In today's VetGirl blog, we interview Dr. Hilary Hu, PhD candidate at Iowa State University. Dr. Hu and Dr. Nick Jeffery are conducting a clinical study on the experimental use of chondroitinase, which may improve outcome in dogs after spinal cord injury.
During the past decade, numerous experiments in laboratory rodents have shown the benefits of injecting chondroitinase into regions of damaged spinal cord. The drug works by dissolving away some of the scarring tissue that forms after spinal cord injury, allowing new nerve fibers to grow across the damaged region and restore communication. Successful intervention using chondroitinase in laboratory animals has been especially notable when it has been combined with physical therapy.
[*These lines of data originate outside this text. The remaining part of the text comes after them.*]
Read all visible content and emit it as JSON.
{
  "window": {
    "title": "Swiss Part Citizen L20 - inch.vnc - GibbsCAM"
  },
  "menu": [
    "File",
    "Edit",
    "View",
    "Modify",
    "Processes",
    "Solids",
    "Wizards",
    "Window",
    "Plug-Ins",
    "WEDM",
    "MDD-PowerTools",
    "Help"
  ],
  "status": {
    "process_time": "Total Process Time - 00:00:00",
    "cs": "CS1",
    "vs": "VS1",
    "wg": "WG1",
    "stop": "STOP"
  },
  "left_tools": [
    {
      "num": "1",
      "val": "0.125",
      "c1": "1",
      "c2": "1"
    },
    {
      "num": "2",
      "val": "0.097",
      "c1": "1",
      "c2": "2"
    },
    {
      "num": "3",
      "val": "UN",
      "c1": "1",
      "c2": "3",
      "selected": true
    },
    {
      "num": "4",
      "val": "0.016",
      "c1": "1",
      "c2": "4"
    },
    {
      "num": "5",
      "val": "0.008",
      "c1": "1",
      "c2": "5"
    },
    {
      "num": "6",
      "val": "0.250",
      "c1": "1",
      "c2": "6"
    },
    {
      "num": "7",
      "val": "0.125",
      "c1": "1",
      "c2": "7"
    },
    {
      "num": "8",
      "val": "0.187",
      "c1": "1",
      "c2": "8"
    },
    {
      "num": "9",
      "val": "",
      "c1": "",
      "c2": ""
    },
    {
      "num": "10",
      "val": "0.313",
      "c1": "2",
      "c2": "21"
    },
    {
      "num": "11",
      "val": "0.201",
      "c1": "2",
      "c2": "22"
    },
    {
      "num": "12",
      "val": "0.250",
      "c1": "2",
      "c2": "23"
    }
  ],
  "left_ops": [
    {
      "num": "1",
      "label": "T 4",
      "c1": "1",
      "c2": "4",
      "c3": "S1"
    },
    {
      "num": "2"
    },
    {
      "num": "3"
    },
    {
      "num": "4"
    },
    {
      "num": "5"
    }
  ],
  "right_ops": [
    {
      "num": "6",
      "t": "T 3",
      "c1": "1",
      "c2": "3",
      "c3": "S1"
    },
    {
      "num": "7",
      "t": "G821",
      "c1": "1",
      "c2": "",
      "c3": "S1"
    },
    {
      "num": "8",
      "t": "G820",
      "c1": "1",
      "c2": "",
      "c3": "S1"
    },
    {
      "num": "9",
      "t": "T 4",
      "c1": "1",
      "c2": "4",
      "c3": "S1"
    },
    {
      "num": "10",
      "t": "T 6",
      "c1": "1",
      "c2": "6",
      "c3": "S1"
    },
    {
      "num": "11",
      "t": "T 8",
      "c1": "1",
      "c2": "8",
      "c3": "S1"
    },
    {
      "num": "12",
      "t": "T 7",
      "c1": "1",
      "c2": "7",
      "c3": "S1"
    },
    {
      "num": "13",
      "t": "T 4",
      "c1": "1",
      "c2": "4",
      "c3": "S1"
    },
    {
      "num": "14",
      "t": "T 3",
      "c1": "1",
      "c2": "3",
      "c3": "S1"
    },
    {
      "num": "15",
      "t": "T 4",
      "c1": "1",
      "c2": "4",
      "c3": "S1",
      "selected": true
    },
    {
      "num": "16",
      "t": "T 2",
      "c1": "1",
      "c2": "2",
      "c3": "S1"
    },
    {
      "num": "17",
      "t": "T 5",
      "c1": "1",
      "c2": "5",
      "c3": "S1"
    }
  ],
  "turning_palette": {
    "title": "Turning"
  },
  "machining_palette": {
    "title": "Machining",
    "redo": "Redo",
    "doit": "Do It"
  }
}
During this clinical study, chondroitinase is injected directly into the spinal cord. Follow-up evaluation is conducted over a 6 month window to assess improvements in neurologic function (e.g., including urinary continence). In this podcast, Dr. Hu discusses which dogs qualify for the study, any potential side effects, and overall goals of therapy.
Interested in referring a dog for the study? Any dogs with severe injury to the spinal cord in the middle of the back are eligible, so long as they also:
Weigh less than 20 kg
Have not recovered the ability to walk unaided by at least 6 weeks after injury
Do not have another medical condition that would interfere with treatment and assessment
Will not become distressed by being in a hospital
Have owner consent to undergo treatment
For more information, check out further details here.